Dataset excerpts
· · · ·

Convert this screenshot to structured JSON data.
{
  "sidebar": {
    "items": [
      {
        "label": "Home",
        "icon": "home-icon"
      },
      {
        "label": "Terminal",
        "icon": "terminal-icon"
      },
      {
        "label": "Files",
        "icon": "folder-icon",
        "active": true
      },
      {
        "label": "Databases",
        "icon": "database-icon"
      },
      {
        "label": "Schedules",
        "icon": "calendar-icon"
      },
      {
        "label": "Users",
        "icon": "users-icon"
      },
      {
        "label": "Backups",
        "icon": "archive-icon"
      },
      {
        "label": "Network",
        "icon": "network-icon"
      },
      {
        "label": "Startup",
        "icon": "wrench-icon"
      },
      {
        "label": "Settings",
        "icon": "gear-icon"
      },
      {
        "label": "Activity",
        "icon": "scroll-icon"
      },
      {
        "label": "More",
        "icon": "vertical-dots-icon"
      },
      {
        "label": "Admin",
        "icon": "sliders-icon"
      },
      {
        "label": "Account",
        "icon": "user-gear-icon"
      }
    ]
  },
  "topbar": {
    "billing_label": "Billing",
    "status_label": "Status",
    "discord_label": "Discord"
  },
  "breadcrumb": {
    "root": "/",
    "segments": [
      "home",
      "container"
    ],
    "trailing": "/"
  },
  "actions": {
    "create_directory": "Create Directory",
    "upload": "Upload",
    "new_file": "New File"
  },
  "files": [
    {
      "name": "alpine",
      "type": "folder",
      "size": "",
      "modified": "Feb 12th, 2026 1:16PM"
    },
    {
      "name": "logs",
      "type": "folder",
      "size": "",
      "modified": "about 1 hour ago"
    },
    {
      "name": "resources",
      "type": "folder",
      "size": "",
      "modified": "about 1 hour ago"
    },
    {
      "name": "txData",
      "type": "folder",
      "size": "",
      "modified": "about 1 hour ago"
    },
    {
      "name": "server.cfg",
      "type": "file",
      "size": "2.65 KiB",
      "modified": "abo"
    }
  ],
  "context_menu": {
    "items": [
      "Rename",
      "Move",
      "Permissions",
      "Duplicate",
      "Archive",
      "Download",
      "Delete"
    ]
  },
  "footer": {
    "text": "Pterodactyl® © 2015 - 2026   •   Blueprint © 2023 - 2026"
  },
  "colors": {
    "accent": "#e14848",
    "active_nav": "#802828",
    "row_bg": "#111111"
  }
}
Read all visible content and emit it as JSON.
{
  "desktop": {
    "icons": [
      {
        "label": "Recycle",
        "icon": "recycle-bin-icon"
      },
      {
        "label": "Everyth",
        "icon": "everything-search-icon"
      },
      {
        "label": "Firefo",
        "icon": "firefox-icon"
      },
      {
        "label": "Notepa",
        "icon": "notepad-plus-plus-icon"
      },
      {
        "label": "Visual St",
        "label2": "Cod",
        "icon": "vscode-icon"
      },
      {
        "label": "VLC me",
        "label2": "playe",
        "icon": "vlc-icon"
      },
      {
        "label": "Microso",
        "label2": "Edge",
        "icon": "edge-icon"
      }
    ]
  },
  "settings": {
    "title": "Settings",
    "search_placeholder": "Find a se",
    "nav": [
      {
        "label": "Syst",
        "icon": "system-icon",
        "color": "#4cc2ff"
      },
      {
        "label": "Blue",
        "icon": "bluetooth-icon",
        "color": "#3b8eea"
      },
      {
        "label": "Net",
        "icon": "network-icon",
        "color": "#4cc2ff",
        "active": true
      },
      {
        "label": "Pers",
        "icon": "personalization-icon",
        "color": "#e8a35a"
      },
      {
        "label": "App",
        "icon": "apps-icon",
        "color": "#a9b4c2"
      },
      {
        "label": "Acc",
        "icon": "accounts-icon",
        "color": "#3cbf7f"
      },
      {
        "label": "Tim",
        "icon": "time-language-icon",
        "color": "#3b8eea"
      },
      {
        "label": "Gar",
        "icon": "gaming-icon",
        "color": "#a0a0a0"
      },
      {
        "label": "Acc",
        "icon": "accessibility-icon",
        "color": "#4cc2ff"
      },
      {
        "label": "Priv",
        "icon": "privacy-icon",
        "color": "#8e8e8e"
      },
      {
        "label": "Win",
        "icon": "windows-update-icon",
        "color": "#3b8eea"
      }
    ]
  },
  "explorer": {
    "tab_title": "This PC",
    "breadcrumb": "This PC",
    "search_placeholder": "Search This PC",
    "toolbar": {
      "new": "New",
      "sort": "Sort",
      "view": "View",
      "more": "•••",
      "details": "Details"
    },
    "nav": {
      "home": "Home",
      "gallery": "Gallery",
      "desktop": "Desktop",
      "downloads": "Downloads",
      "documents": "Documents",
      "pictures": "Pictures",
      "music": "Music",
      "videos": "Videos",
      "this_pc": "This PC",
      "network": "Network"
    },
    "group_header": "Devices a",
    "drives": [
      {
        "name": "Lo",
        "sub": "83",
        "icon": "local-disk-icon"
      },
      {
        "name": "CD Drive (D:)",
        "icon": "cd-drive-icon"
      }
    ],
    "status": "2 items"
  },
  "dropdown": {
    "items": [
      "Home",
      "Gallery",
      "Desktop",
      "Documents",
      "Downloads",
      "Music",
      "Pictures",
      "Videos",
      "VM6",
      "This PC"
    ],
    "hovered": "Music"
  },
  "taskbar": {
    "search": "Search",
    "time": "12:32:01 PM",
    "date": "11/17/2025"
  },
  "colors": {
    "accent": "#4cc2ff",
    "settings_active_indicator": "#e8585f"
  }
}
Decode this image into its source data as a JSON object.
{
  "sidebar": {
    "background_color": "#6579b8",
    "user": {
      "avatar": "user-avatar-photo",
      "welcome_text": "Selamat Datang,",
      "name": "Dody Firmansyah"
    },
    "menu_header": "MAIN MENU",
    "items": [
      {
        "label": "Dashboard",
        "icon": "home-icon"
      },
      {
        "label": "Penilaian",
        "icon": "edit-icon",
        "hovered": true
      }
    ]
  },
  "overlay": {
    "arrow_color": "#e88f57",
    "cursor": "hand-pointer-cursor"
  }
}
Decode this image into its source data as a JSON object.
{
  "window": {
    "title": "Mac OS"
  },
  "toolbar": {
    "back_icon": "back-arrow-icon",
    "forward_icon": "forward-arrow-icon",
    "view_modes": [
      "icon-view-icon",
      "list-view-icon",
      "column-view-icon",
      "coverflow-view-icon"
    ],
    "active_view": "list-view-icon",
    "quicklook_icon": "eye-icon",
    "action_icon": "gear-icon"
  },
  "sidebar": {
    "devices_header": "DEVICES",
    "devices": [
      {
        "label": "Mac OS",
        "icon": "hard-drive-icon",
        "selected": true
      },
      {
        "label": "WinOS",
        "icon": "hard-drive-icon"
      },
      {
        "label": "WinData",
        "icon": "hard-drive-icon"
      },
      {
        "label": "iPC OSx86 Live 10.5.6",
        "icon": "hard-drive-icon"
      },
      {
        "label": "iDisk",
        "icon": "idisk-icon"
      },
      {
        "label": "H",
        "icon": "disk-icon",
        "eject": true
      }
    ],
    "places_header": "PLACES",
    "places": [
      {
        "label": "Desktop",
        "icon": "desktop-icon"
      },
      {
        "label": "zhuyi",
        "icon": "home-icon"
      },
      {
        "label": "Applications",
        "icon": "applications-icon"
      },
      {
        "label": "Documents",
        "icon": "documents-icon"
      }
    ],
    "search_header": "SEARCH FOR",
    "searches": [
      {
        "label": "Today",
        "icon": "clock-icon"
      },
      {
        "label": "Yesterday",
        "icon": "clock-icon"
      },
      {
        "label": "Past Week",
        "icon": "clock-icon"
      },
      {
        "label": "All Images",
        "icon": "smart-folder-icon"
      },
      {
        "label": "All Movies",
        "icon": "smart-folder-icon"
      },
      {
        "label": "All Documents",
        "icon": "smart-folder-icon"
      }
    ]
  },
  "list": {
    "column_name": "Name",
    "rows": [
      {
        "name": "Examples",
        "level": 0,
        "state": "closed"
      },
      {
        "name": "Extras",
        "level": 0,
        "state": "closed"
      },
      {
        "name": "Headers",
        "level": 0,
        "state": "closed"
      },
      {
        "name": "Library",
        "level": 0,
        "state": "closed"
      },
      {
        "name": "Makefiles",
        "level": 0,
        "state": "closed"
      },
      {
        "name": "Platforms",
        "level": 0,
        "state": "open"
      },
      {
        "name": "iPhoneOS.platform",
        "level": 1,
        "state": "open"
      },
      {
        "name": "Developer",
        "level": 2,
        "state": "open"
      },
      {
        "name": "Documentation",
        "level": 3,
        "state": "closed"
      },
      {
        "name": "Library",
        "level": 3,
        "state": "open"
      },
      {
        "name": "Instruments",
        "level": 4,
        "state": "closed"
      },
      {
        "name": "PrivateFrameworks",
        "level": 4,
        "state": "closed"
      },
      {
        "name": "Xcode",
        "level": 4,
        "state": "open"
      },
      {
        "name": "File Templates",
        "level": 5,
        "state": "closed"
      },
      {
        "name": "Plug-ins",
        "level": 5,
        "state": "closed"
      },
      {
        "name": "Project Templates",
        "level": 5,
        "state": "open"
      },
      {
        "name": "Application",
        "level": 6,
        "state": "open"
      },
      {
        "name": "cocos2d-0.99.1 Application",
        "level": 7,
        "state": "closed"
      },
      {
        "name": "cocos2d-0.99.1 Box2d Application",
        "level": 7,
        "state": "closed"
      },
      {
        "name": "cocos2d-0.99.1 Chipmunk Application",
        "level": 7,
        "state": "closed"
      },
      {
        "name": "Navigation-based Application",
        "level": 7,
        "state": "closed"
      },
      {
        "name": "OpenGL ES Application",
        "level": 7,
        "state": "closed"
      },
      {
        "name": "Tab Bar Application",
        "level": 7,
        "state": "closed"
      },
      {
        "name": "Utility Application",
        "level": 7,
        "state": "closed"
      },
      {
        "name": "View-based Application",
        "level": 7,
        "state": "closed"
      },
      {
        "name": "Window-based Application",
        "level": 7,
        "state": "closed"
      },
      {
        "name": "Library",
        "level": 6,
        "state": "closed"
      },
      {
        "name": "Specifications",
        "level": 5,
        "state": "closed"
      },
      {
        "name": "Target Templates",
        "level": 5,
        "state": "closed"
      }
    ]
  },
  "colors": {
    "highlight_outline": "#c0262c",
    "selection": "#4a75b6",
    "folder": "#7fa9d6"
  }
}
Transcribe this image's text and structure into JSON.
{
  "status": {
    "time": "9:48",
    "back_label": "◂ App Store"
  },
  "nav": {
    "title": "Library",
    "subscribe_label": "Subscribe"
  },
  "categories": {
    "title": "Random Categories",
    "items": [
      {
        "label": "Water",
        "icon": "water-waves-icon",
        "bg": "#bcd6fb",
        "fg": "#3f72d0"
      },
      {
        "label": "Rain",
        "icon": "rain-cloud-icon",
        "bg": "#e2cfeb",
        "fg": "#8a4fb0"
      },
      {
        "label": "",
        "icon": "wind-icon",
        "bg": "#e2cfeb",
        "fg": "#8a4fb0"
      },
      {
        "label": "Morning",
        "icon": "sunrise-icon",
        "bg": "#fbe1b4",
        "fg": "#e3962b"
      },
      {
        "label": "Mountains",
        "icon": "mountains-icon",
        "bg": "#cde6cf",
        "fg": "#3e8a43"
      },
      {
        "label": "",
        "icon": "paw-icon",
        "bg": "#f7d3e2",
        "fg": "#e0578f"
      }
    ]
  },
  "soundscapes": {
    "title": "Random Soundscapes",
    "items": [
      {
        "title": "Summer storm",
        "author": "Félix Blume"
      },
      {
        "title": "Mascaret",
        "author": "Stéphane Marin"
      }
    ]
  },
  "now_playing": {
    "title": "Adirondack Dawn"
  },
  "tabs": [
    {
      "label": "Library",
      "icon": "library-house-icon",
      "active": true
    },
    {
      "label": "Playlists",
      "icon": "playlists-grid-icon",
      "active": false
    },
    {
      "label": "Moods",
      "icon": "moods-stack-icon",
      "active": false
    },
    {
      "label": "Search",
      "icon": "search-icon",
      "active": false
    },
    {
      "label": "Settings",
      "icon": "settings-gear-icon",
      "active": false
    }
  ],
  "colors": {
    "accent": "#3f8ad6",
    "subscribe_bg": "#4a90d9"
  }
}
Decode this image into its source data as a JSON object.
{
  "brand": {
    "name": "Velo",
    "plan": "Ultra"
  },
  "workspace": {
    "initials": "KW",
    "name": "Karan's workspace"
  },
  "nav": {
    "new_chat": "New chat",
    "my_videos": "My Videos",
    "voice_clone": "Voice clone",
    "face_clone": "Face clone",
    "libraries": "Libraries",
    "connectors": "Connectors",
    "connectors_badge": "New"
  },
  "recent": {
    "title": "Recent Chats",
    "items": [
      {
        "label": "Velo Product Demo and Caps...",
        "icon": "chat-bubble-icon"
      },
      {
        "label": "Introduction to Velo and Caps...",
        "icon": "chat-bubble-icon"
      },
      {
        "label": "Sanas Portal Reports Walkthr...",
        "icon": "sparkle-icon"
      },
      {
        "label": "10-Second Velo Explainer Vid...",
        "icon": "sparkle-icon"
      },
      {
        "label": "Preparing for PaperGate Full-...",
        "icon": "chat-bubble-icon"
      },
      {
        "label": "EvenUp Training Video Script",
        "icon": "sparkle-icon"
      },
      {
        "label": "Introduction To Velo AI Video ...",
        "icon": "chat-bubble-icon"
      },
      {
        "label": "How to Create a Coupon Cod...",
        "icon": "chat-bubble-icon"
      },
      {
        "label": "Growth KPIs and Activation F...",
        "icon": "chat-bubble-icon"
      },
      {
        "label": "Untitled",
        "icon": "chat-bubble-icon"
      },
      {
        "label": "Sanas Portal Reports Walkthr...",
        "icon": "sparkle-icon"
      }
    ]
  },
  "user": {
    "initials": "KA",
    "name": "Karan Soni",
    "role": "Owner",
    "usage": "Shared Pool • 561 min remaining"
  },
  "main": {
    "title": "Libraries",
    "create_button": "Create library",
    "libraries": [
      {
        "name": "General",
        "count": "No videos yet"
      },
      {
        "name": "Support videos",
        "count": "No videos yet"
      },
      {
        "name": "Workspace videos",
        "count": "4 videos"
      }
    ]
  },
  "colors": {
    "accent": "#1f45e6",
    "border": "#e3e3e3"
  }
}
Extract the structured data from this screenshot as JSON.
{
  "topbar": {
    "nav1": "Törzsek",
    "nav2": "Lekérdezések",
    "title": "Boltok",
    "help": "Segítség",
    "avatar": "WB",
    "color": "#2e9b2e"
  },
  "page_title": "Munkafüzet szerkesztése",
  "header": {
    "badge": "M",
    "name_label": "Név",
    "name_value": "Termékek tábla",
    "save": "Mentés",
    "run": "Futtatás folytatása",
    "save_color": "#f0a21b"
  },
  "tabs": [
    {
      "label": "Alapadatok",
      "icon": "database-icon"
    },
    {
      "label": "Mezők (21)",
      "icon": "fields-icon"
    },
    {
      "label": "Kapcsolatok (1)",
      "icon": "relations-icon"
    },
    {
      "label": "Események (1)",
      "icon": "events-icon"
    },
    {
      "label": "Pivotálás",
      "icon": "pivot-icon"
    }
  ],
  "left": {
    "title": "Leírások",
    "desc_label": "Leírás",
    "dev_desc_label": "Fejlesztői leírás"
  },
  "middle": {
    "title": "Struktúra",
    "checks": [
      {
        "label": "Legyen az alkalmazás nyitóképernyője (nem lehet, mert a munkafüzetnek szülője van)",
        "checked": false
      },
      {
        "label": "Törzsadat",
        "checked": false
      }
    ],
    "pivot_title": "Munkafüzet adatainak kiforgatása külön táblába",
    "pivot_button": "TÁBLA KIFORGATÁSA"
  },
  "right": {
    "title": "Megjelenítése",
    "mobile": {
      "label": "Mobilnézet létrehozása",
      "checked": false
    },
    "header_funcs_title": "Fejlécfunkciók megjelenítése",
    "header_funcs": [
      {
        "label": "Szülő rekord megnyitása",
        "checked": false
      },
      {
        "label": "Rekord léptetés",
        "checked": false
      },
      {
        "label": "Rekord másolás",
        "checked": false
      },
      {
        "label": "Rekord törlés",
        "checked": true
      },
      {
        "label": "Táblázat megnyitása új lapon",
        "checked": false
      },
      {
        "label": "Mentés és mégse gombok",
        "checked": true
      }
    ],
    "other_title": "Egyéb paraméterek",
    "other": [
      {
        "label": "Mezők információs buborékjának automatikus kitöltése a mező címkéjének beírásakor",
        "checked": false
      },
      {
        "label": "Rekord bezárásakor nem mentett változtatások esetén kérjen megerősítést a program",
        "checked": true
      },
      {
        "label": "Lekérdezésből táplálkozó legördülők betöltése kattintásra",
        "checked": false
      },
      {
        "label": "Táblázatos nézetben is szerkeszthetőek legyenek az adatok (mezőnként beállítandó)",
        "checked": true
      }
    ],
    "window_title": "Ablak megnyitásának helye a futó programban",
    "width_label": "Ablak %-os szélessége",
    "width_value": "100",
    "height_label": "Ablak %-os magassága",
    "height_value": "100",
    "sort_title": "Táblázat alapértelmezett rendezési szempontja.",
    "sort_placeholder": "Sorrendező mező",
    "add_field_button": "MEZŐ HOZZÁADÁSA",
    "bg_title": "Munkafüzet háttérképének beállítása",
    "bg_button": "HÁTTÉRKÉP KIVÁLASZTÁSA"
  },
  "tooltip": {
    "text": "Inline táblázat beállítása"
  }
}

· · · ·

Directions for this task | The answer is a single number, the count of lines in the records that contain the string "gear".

Written answer | 4